Agricultural products purchased by NAICS industry 311119 (Other Animal Food Manufacturing) are now included in SOP 1210 (Crude Nonfood Materials for Manufacturing Industries, except Fuel). Processed materials purchased by NAICS industry 311119 are now allocated to SOP 2120 (Materials for Nondurable Manufacturing). Previously, agricultural products purchased by NAICS industry 311119 were included in SOP 1100 (Crude Foodstuffs and Feedstuffs), and processed materials purchased by NAICS 311119 were classified in SOP 2110 (Materials for Foods Manufacturing).
This new treatment for commodities purchased by NAICS 311119 is consistent with PPI’s previous and current treatment of purchases by NAICS industry 311111 (Dog and Cat Food Manufacturing). In the past, and currently, PPI has defined dog and cat food as separate from food for human consumption, and therefore has not included materials purchased by this industry as materials for food manufacturing.
Noteworthy Relative Importance Shifts
Tables 1 through 3 present substantial relative importance shifts of commodities to the Finished, Intermediate, and Crude Goods Indexes that are due to allocation updates. All relative importance shifts with absolute values of greater than 0.2 percent are included in the tables.
Table 4 presents changes in the relative importance of total foods, energy, and core (goods other than foods and energy) to the three major SOP indexes.

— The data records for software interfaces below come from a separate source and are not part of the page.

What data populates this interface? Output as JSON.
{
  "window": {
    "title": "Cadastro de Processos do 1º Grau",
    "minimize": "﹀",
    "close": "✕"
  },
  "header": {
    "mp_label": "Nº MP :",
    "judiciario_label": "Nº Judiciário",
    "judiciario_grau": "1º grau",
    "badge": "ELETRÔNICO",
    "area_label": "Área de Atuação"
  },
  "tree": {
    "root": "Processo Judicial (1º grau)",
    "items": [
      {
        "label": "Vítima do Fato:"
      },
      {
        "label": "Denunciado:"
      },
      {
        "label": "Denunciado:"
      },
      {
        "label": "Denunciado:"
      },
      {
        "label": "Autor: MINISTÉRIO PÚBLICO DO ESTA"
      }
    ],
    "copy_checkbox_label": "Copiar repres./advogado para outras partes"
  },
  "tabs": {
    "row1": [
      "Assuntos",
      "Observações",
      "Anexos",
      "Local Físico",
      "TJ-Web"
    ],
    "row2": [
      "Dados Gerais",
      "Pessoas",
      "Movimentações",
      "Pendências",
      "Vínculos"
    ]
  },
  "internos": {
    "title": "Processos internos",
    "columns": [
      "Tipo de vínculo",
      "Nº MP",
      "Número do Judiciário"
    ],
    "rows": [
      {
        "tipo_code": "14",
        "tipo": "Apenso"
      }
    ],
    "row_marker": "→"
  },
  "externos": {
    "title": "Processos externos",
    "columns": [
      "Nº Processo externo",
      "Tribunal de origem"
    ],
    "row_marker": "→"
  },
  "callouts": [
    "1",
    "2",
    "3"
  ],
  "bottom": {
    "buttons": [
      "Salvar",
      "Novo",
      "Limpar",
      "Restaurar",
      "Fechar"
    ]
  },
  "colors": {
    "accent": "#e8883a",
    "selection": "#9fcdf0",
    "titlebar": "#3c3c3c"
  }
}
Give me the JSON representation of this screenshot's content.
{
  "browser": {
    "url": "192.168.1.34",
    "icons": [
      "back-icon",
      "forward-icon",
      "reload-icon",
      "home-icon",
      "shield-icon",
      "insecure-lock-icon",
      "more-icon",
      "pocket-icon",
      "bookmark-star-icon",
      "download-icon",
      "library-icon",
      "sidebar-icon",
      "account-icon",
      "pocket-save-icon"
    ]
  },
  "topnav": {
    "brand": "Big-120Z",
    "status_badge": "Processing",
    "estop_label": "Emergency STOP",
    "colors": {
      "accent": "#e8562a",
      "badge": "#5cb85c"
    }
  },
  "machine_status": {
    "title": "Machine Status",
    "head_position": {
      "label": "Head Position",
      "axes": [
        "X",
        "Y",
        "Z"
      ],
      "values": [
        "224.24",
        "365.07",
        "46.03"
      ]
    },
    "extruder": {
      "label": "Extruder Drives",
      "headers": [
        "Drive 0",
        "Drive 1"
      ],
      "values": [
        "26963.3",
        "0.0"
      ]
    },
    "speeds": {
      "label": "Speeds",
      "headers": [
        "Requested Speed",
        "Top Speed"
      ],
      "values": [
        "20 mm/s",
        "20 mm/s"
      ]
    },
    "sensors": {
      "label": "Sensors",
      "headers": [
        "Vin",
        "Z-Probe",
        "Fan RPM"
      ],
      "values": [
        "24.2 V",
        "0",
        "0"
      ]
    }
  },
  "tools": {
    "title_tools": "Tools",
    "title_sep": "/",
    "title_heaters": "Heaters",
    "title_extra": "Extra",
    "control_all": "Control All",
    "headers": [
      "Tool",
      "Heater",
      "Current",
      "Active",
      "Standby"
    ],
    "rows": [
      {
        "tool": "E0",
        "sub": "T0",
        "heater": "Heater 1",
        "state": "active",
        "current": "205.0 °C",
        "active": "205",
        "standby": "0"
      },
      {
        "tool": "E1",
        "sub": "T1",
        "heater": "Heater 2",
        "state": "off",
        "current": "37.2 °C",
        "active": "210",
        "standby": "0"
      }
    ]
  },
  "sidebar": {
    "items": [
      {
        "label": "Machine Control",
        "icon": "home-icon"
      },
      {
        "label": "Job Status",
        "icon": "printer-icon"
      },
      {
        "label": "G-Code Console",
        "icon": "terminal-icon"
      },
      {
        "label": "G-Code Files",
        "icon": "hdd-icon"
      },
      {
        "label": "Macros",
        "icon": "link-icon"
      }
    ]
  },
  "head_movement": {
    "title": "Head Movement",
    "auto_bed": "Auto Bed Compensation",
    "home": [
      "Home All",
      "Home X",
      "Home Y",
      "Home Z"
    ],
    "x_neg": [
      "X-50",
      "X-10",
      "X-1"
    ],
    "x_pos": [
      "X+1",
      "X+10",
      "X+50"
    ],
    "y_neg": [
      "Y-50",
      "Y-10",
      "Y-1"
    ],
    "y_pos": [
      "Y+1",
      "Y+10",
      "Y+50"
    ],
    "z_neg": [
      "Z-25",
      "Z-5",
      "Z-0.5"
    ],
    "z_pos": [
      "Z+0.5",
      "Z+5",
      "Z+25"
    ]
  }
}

Relative importances as of December 2008 are available on the BLS Web site at: www.bls.gov/ppi/. Choose the "PPI Tables" link, under the “On This Page” heading. The revised SOP relative importance figures will be in the file, "Component series by stage of processing." The information may also be requested from the Division of Industrial Prices and Price Indexes, Section of Index Analysis, at 202-606-7705. For further information on this change, please contact Jon Weinhagen at Weinhagen.Jonathan@bls.gov or (202) 691-7709.
(1) As of the release of January 2012 data, weights have been based on shipment values from the 2007 economic census.
Last Modified Date: July 12, 2018